_TASK PROMPT_. Would you please output the data exactly, omitting no line?

Segment Start: GIVEN DATA

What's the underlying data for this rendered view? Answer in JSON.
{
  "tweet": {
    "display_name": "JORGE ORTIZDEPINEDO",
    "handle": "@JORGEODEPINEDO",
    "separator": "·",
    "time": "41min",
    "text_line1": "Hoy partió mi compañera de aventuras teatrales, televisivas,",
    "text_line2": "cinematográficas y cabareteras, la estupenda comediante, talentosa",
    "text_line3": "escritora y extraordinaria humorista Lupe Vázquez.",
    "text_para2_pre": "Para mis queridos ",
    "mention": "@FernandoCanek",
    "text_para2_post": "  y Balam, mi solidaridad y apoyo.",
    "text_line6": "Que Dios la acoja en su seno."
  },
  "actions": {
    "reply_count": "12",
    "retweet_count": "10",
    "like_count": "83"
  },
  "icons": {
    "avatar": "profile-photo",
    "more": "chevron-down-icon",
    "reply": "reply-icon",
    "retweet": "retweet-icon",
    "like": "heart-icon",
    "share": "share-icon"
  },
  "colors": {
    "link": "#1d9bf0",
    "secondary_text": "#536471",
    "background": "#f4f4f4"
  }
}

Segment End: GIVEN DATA

_FINISHED EXERCISE_.
What's the underlying data for this rendered view? Answer in JSON.
{
  "tweet": {
    "display_name": "JORGE ORTIZDEPINEDO",
    "handle": "@JORGEODEPINEDO",
    "separator": "·",
    "time": "41min",
    "text_line1": "Hoy partió mi compañera de aventuras teatrales, televisivas,",
    "text_line2": "cinematográficas y cabareteras, la estupenda comediante, talentosa",
    "text_line3": "escritora y extraordinaria humorista Lupe Vázquez.",
    "text_para2_pre": "Para mis queridos ",
    "mention": "@FernandoCanek",
    "text_para2_post": "  y Balam, mi solidaridad y apoyo.",
    "text_line6": "Que Dios la acoja en su seno."
  },
  "actions": {
    "reply_count": "12",
    "retweet_count": "10",
    "like_count": "83"
  },
  "icons": {
    "avatar": "profile-photo",
    "more": "chevron-down-icon",
    "reply": "reply-icon",
    "retweet": "retweet-icon",
    "like": "heart-icon",
    "share": "share-icon"
  },
  "colors": {
    "link": "#1d9bf0",
    "secondary_text": "#536471",
    "background": "#f4f4f4"
  }
}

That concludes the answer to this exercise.